Task input: Begin

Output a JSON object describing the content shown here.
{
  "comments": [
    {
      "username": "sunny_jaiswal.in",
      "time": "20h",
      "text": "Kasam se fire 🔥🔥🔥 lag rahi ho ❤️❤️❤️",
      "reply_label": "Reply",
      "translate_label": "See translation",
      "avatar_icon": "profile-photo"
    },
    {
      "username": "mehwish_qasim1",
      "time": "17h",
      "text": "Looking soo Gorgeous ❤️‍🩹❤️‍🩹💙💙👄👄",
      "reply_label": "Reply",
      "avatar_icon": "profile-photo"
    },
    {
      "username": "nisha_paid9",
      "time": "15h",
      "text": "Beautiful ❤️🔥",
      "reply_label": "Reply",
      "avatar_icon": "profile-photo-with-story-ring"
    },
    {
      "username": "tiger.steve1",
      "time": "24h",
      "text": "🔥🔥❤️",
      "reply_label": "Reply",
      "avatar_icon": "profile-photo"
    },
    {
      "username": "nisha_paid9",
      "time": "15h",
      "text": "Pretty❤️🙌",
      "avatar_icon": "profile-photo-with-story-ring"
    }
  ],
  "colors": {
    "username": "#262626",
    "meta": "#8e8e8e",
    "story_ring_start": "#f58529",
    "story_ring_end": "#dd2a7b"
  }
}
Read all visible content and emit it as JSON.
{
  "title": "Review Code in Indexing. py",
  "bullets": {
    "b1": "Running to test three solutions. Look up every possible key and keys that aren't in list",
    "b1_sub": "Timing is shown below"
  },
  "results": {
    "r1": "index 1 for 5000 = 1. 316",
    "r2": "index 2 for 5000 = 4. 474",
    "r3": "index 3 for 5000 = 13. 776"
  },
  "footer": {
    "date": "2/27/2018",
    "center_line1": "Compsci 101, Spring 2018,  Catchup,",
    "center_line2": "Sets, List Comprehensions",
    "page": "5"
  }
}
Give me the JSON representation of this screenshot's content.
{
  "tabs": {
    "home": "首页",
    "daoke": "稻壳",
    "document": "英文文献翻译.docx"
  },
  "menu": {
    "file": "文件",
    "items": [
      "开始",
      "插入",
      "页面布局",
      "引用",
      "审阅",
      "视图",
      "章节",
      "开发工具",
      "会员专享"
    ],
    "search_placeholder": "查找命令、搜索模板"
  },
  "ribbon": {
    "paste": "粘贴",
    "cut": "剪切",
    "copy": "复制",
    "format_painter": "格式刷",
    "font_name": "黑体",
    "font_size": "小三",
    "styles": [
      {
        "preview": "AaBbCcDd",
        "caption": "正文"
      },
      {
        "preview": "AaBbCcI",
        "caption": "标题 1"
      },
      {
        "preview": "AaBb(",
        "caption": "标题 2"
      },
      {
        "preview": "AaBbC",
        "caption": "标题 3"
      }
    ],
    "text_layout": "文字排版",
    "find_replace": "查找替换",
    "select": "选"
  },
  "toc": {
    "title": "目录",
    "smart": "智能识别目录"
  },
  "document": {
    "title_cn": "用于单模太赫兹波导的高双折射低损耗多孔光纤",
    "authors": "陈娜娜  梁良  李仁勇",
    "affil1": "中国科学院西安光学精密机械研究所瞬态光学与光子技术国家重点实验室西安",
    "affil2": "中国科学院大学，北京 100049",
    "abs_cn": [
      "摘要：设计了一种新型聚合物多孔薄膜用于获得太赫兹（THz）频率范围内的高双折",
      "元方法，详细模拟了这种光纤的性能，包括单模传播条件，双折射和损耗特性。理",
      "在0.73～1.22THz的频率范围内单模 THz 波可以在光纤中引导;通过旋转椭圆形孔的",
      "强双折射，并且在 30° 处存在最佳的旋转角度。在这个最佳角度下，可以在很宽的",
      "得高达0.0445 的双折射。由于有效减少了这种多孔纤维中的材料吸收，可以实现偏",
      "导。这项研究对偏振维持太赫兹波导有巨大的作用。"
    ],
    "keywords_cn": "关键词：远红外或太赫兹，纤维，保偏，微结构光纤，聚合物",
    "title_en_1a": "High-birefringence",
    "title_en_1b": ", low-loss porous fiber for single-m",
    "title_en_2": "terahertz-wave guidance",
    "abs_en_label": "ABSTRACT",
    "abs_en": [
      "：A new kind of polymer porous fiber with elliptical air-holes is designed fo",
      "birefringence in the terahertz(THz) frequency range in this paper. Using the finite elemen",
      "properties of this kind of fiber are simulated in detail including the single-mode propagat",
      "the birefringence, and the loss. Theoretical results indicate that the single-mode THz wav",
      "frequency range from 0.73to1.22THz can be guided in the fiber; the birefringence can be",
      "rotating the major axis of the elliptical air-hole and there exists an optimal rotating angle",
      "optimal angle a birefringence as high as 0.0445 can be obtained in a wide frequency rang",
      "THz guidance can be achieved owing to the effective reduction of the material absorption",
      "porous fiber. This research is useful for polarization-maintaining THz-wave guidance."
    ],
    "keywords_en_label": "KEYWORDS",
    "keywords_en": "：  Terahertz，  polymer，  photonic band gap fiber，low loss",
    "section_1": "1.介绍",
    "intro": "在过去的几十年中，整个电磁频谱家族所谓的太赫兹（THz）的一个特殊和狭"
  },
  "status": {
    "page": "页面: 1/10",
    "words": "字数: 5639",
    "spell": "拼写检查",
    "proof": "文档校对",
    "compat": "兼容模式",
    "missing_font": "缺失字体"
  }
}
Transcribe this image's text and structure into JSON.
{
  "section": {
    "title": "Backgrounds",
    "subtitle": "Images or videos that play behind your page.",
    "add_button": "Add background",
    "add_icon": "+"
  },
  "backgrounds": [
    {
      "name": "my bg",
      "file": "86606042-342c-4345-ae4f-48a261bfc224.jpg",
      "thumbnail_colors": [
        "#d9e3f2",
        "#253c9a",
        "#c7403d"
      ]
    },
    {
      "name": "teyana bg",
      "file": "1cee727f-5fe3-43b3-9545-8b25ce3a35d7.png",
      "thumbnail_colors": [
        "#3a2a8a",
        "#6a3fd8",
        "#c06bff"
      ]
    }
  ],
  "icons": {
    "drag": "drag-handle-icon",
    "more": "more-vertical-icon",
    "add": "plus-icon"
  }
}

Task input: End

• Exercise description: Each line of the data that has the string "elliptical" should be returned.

• Solution to this exercise:
      "：A new kind of polymer porous fiber with elliptical air-holes is designed fo",
      "rotating the major axis of the elliptical air-hole and there exists an optimal rotating angle",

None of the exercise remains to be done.